[Excerpts from an interface dataset]
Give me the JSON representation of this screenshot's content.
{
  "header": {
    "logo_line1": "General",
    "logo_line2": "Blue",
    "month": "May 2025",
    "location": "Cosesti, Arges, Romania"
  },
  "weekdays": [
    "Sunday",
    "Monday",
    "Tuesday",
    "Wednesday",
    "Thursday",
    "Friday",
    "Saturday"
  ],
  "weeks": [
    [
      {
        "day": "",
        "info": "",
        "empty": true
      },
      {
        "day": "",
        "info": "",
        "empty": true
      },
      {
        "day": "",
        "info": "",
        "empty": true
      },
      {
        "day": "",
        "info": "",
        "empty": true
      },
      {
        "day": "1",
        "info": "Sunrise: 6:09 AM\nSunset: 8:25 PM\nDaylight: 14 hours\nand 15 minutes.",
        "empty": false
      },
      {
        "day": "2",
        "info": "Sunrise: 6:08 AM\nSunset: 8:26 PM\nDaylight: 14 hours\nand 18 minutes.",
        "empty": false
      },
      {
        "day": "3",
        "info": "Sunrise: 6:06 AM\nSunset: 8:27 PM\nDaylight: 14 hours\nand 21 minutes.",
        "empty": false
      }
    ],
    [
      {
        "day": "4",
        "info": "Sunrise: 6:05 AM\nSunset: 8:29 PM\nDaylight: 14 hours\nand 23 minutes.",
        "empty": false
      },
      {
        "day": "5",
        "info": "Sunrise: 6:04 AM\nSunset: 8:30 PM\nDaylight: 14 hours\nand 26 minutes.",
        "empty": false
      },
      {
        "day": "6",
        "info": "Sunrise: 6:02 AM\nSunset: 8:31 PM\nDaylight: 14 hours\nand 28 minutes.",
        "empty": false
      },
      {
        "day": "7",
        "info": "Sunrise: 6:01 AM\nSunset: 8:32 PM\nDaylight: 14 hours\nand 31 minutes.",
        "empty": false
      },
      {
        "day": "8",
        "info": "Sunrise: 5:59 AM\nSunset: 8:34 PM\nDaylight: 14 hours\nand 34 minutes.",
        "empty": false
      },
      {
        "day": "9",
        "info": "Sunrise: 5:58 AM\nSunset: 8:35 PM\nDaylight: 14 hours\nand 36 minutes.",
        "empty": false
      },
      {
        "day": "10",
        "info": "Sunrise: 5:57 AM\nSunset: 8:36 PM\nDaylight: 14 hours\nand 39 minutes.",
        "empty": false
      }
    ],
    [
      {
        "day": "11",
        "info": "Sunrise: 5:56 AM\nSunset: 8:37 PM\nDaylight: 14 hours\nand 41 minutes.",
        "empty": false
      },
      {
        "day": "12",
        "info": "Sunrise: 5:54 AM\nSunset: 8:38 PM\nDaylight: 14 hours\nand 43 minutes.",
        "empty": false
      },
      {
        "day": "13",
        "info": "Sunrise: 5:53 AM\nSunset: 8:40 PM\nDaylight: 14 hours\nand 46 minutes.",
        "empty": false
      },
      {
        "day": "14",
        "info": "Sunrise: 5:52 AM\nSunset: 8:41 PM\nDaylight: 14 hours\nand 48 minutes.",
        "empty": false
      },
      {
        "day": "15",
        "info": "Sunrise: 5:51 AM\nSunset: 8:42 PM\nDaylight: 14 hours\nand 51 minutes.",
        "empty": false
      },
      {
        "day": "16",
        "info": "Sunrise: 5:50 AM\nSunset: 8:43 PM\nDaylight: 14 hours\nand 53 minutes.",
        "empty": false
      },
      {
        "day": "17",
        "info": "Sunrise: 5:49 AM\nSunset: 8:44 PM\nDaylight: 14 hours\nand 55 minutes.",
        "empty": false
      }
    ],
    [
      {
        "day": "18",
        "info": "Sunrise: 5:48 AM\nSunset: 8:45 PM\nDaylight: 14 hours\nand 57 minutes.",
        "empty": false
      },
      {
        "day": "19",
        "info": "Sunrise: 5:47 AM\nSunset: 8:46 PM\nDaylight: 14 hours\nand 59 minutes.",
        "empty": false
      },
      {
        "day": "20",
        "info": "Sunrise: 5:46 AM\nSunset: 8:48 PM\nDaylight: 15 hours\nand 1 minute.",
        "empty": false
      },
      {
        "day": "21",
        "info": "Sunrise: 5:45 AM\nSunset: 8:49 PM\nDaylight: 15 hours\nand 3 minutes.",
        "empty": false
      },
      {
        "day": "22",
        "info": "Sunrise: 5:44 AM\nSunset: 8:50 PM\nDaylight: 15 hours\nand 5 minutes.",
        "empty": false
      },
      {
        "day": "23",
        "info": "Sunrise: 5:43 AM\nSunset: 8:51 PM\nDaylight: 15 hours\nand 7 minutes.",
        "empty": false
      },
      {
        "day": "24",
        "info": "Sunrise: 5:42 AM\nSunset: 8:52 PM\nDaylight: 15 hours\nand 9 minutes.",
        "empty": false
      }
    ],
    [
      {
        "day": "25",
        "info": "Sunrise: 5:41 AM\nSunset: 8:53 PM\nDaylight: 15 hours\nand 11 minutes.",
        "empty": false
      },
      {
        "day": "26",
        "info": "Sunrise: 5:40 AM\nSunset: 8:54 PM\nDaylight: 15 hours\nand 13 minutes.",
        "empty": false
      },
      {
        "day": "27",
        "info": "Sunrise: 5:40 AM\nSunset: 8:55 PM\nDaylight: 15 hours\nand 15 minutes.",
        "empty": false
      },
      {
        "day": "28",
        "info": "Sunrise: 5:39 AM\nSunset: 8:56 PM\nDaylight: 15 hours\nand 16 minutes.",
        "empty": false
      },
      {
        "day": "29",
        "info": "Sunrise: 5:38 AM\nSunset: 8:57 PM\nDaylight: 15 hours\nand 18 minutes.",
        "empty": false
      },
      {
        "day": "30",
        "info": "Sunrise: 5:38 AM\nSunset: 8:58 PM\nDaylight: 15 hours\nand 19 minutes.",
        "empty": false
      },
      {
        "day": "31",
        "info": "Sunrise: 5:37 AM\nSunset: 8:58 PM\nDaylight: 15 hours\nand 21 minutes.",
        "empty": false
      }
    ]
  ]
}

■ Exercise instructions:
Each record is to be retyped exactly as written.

■ Result of this task:
Give me the JSON representation of this screenshot's content.
{
  "header": {
    "logo_line1": "General",
    "logo_line2": "Blue",
    "month": "May 2025",
    "location": "Cosesti, Arges, Romania"
  },
  "weekdays": [
    "Sunday",
    "Monday",
    "Tuesday",
    "Wednesday",
    "Thursday",
    "Friday",
    "Saturday"
  ],
  "weeks": [
    [
      {
        "day": "",
        "info": "",
        "empty": true
      },
      {
        "day": "",
        "info": "",
        "empty": true
      },
      {
        "day": "",
        "info": "",
        "empty": true
      },
      {
        "day": "",
        "info": "",
        "empty": true
      },
      {
        "day": "1",
        "info": "Sunrise: 6:09 AM\nSunset: 8:25 PM\nDaylight: 14 hours\nand 15 minutes.",
        "empty": false
      },
      {
        "day": "2",
        "info": "Sunrise: 6:08 AM\nSunset: 8:26 PM\nDaylight: 14 hours\nand 18 minutes.",
        "empty": false
      },
      {
        "day": "3",
        "info": "Sunrise: 6:06 AM\nSunset: 8:27 PM\nDaylight: 14 hours\nand 21 minutes.",
        "empty": false
      }
    ],
    [
      {
        "day": "4",
        "info": "Sunrise: 6:05 AM\nSunset: 8:29 PM\nDaylight: 14 hours\nand 23 minutes.",
        "empty": false
      },
      {
        "day": "5",
        "info": "Sunrise: 6:04 AM\nSunset: 8:30 PM\nDaylight: 14 hours\nand 26 minutes.",
        "empty": false
      },
      {
        "day": "6",
        "info": "Sunrise: 6:02 AM\nSunset: 8:31 PM\nDaylight: 14 hours\nand 28 minutes.",
        "empty": false
      },
      {
        "day": "7",
        "info": "Sunrise: 6:01 AM\nSunset: 8:32 PM\nDaylight: 14 hours\nand 31 minutes.",
        "empty": false
      },
      {
        "day": "8",
        "info": "Sunrise: 5:59 AM\nSunset: 8:34 PM\nDaylight: 14 hours\nand 34 minutes.",
        "empty": false
      },
      {
        "day": "9",
        "info": "Sunrise: 5:58 AM\nSunset: 8:35 PM\nDaylight: 14 hours\nand 36 minutes.",
        "empty": false
      },
      {
        "day": "10",
        "info": "Sunrise: 5:57 AM\nSunset: 8:36 PM\nDaylight: 14 hours\nand 39 minutes.",
        "empty": false
      }
    ],
    [
      {
        "day": "11",
        "info": "Sunrise: 5:56 AM\nSunset: 8:37 PM\nDaylight: 14 hours\nand 41 minutes.",
        "empty": false
      },
      {
        "day": "12",
        "info": "Sunrise: 5:54 AM\nSunset: 8:38 PM\nDaylight: 14 hours\nand 43 minutes.",
        "empty": false
      },
      {
        "day": "13",
        "info": "Sunrise: 5:53 AM\nSunset: 8:40 PM\nDaylight: 14 hours\nand 46 minutes.",
        "empty": false
      },
      {
        "day": "14",
        "info": "Sunrise: 5:52 AM\nSunset: 8:41 PM\nDaylight: 14 hours\nand 48 minutes.",
        "empty": false
      },
      {
        "day": "15",
        "info": "Sunrise: 5:51 AM\nSunset: 8:42 PM\nDaylight: 14 hours\nand 51 minutes.",
        "empty": false
      },
      {
        "day": "16",
        "info": "Sunrise: 5:50 AM\nSunset: 8:43 PM\nDaylight: 14 hours\nand 53 minutes.",
        "empty": false
      },
      {
        "day": "17",
        "info": "Sunrise: 5:49 AM\nSunset: 8:44 PM\nDaylight: 14 hours\nand 55 minutes.",
        "empty": false
      }
    ],
    [
      {
        "day": "18",
        "info": "Sunrise: 5:48 AM\nSunset: 8:45 PM\nDaylight: 14 hours\nand 57 minutes.",
        "empty": false
      },
      {
        "day": "19",
        "info": "Sunrise: 5:47 AM\nSunset: 8:46 PM\nDaylight: 14 hours\nand 59 minutes.",
        "empty": false
      },
      {
        "day": "20",
        "info": "Sunrise: 5:46 AM\nSunset: 8:48 PM\nDaylight: 15 hours\nand 1 minute.",
        "empty": false
      },
      {
        "day": "21",
        "info": "Sunrise: 5:45 AM\nSunset: 8:49 PM\nDaylight: 15 hours\nand 3 minutes.",
        "empty": false
      },
      {
        "day": "22",
        "info": "Sunrise: 5:44 AM\nSunset: 8:50 PM\nDaylight: 15 hours\nand 5 minutes.",
        "empty": false
      },
      {
        "day": "23",
        "info": "Sunrise: 5:43 AM\nSunset: 8:51 PM\nDaylight: 15 hours\nand 7 minutes.",
        "empty": false
      },
      {
        "day": "24",
        "info": "Sunrise: 5:42 AM\nSunset: 8:52 PM\nDaylight: 15 hours\nand 9 minutes.",
        "empty": false
      }
    ],
    [
      {
        "day": "25",
        "info": "Sunrise: 5:41 AM\nSunset: 8:53 PM\nDaylight: 15 hours\nand 11 minutes.",
        "empty": false
      },
      {
        "day": "26",
        "info": "Sunrise: 5:40 AM\nSunset: 8:54 PM\nDaylight: 15 hours\nand 13 minutes.",
        "empty": false
      },
      {
        "day": "27",
        "info": "Sunrise: 5:40 AM\nSunset: 8:55 PM\nDaylight: 15 hours\nand 15 minutes.",
        "empty": false
      },
      {
        "day": "28",
        "info": "Sunrise: 5:39 AM\nSunset: 8:56 PM\nDaylight: 15 hours\nand 16 minutes.",
        "empty": false
      },
      {
        "day": "29",
        "info": "Sunrise: 5:38 AM\nSunset: 8:57 PM\nDaylight: 15 hours\nand 18 minutes.",
        "empty": false
      },
      {
        "day": "30",
        "info": "Sunrise: 5:38 AM\nSunset: 8:58 PM\nDaylight: 15 hours\nand 19 minutes.",
        "empty": false
      },
      {
        "day": "31",
        "info": "Sunrise: 5:37 AM\nSunset: 8:58 PM\nDaylight: 15 hours\nand 21 minutes.",
        "empty": false
      }
    ]
  ]
}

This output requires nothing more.